**PROBLEM DESCRIPTION**:
Apart from the images, repeat the data below exactly as written.

┌──

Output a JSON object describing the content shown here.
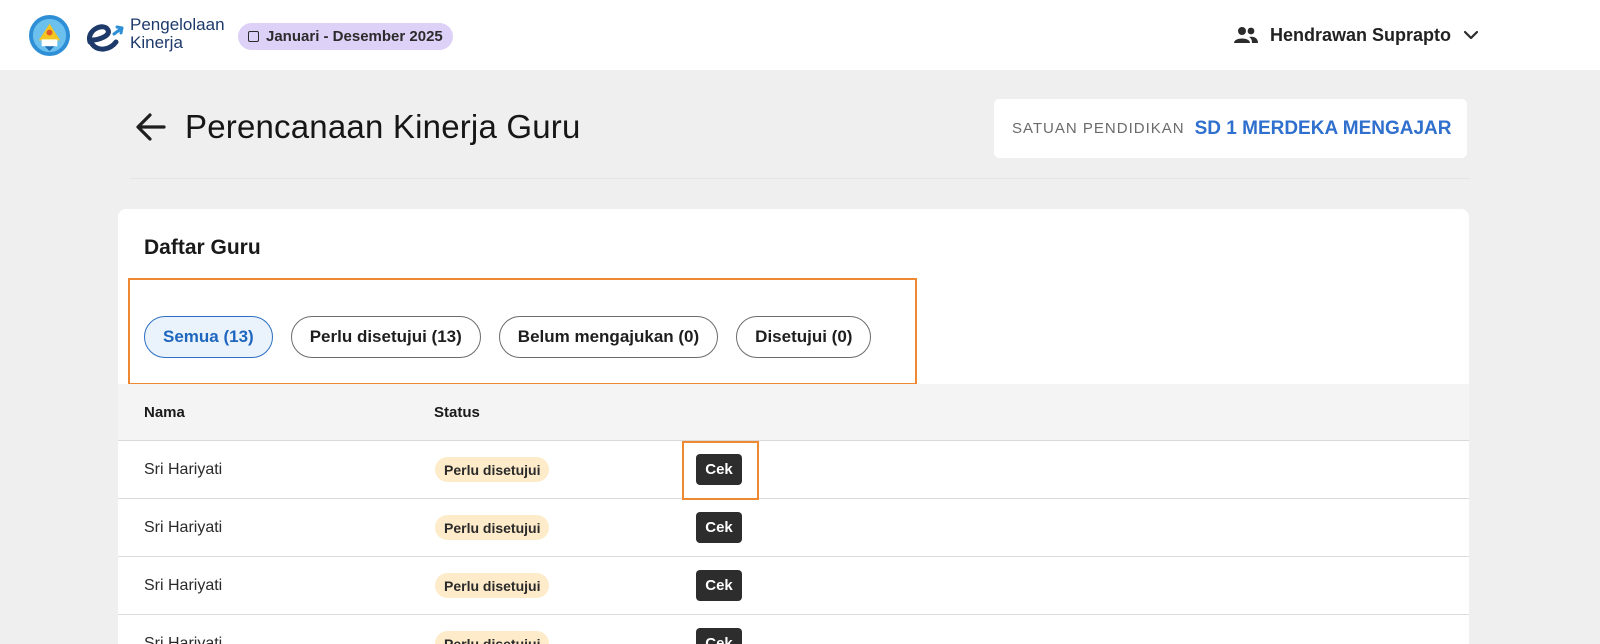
{
  "header": {
    "brand_line1": "Pengelolaan",
    "brand_line2": "Kinerja",
    "period": "Januari - Desember 2025",
    "user_name": "Hendrawan Suprapto"
  },
  "page": {
    "title": "Perencanaan Kinerja Guru",
    "school_label": "SATUAN PENDIDIKAN",
    "school_value": "SD 1 MERDEKA MENGAJAR"
  },
  "card": {
    "title": "Daftar Guru",
    "filters": [
      {
        "label": "Semua (13)",
        "active": true
      },
      {
        "label": "Perlu disetujui (13)",
        "active": false
      },
      {
        "label": "Belum mengajukan (0)",
        "active": false
      },
      {
        "label": "Disetujui (0)",
        "active": false
      }
    ],
    "columns": {
      "name": "Nama",
      "status": "Status"
    },
    "rows": [
      {
        "name": "Sri Hariyati",
        "status": "Perlu disetujui",
        "action": "Cek"
      },
      {
        "name": "Sri Hariyati",
        "status": "Perlu disetujui",
        "action": "Cek"
      },
      {
        "name": "Sri Hariyati",
        "status": "Perlu disetujui",
        "action": "Cek"
      },
      {
        "name": "Sri Hariyati",
        "status": "Perlu disetujui",
        "action": "Cek"
      }
    ]
  },
  "colors": {
    "accent_blue": "#2f6fcd",
    "highlight_orange": "#ee8833",
    "period_chip": "#ddd1f7",
    "status_badge": "#fdebc9",
    "button_dark": "#2d2d2d"
  },
  "icons": [
    "tut-wuri-handayani-emblem-icon",
    "pengelolaan-kinerja-logo-icon",
    "calendar-icon",
    "users-icon",
    "chevron-down-icon",
    "arrow-left-icon"
  ]
}
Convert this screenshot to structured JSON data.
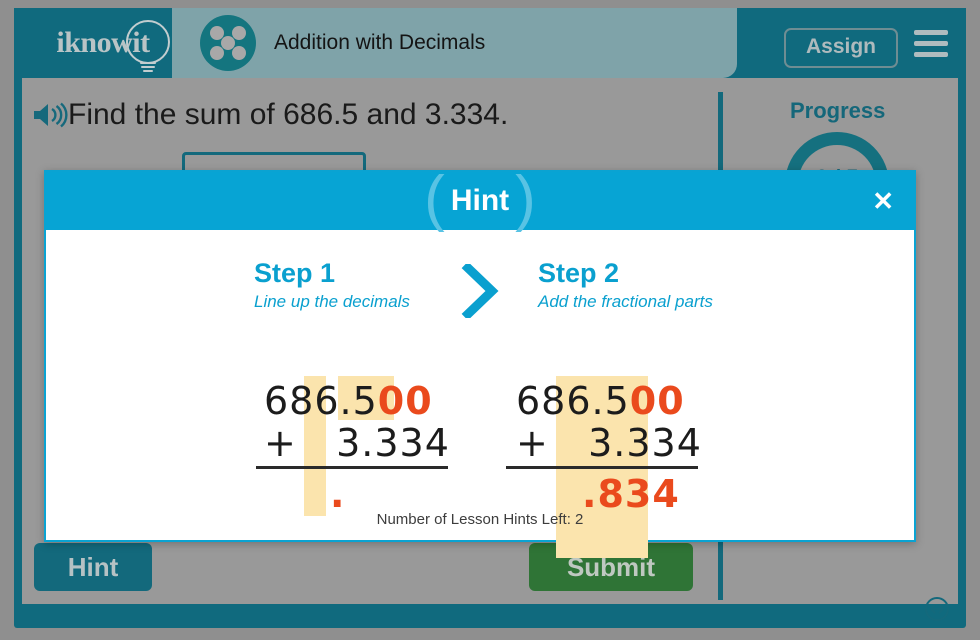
{
  "header": {
    "logo_text": "iknowit",
    "logo_icon": "lightbulb-icon",
    "lesson_icon": "five-dot-circle-icon",
    "lesson_title": "Addition with Decimals",
    "assign_label": "Assign",
    "menu_icon": "hamburger-menu-icon",
    "bg_color": "#106a7e",
    "title_bar_color": "#7fa3a9"
  },
  "question": {
    "speaker_icon": "speaker-audio-icon",
    "text": "Find the sum of 686.5 and 3.334.",
    "answer_value": "",
    "answer_placeholder": ""
  },
  "progress": {
    "label": "Progress",
    "ring_text": "0 / 5",
    "accent_color": "#15707f"
  },
  "footer": {
    "hint_label": "Hint",
    "submit_label": "Submit",
    "hint_color": "#13697c",
    "submit_color": "#2f7436",
    "resize_icon": "resize-horizontal-icon"
  },
  "modal": {
    "title": "Hint",
    "open_paren": "(",
    "close_paren": ")",
    "close_icon": "✕",
    "header_color": "#07a4d4",
    "hints_left": "Number of Lesson Hints Left: 2",
    "chevron_icon": "chevron-right-icon",
    "highlight_color": "#fbe4ad",
    "orange_color": "#ea4a1d",
    "steps": [
      {
        "title": "Step 1",
        "subtitle": "Line up the decimals",
        "addend1_whole": "686.5",
        "addend1_pad": "00",
        "plus": "+",
        "addend2": "3.334",
        "addend2_lead": "   ",
        "sum_partial": "."
      },
      {
        "title": "Step 2",
        "subtitle": "Add the fractional parts",
        "addend1_whole": "686.5",
        "addend1_pad": "00",
        "plus": "+",
        "addend2": "3.334",
        "addend2_lead": "   ",
        "sum_partial": ".834",
        "sum_dot": ".",
        "sum_digits": "834"
      }
    ]
  }
}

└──

**WORKED SOLUTION**:
Output a JSON object describing the content shown here.
{
  "header": {
    "brand_line1": "Pengelolaan",
    "brand_line2": "Kinerja",
    "period": "Januari - Desember 2025",
    "user_name": "Hendrawan Suprapto"
  },
  "page": {
    "title": "Perencanaan Kinerja Guru",
    "school_label": "SATUAN PENDIDIKAN",
    "school_value": "SD 1 MERDEKA MENGAJAR"
  },
  "card": {
    "title": "Daftar Guru",
    "filters": [
      {
        "label": "Semua (13)",
        "active": true
      },
      {
        "label": "Perlu disetujui (13)",
        "active": false
      },
      {
        "label": "Belum mengajukan (0)",
        "active": false
      },
      {
        "label": "Disetujui (0)",
        "active": false
      }
    ],
    "columns": {
      "name": "Nama",
      "status": "Status"
    },
    "rows": [
      {
        "name": "Sri Hariyati",
        "status": "Perlu disetujui",
        "action": "Cek"
      },
      {
        "name": "Sri Hariyati",
        "status": "Perlu disetujui",
        "action": "Cek"
      },
      {
        "name": "Sri Hariyati",
        "status": "Perlu disetujui",
        "action": "Cek"
      },
      {
        "name": "Sri Hariyati",
        "status": "Perlu disetujui",
        "action": "Cek"
      }
    ]
  },
  "colors": {
    "accent_blue": "#2f6fcd",
    "highlight_orange": "#ee8833",
    "period_chip": "#ddd1f7",
    "status_badge": "#fdebc9",
    "button_dark": "#2d2d2d"
  },
  "icons": [
    "tut-wuri-handayani-emblem-icon",
    "pengelolaan-kinerja-logo-icon",
    "calendar-icon",
    "users-icon",
    "chevron-down-icon",
    "arrow-left-icon"
  ]
}
Convert this screenshot to structured JSON data.
{
  "header": {
    "logo_text": "iknowit",
    "logo_icon": "lightbulb-icon",
    "lesson_icon": "five-dot-circle-icon",
    "lesson_title": "Addition with Decimals",
    "assign_label": "Assign",
    "menu_icon": "hamburger-menu-icon",
    "bg_color": "#106a7e",
    "title_bar_color": "#7fa3a9"
  },
  "question": {
    "speaker_icon": "speaker-audio-icon",
    "text": "Find the sum of 686.5 and 3.334.",
    "answer_value": "",
    "answer_placeholder": ""
  },
  "progress": {
    "label": "Progress",
    "ring_text": "0 / 5",
    "accent_color": "#15707f"
  },
  "footer": {
    "hint_label": "Hint",
    "submit_label": "Submit",
    "hint_color": "#13697c",
    "submit_color": "#2f7436",
    "resize_icon": "resize-horizontal-icon"
  },
  "modal": {
    "title": "Hint",
    "open_paren": "(",
    "close_paren": ")",
    "close_icon": "✕",
    "header_color": "#07a4d4",
    "hints_left": "Number of Lesson Hints Left: 2",
    "chevron_icon": "chevron-right-icon",
    "highlight_color": "#fbe4ad",
    "orange_color": "#ea4a1d",
    "steps": [
      {
        "title": "Step 1",
        "subtitle": "Line up the decimals",
        "addend1_whole": "686.5",
        "addend1_pad": "00",
        "plus": "+",
        "addend2": "3.334",
        "addend2_lead": "   ",
        "sum_partial": "."
      },
      {
        "title": "Step 2",
        "subtitle": "Add the fractional parts",
        "addend1_whole": "686.5",
        "addend1_pad": "00",
        "plus": "+",
        "addend2": "3.334",
        "addend2_lead": "   ",
        "sum_partial": ".834",
        "sum_dot": ".",
        "sum_digits": "834"
      }
    ]
  }
}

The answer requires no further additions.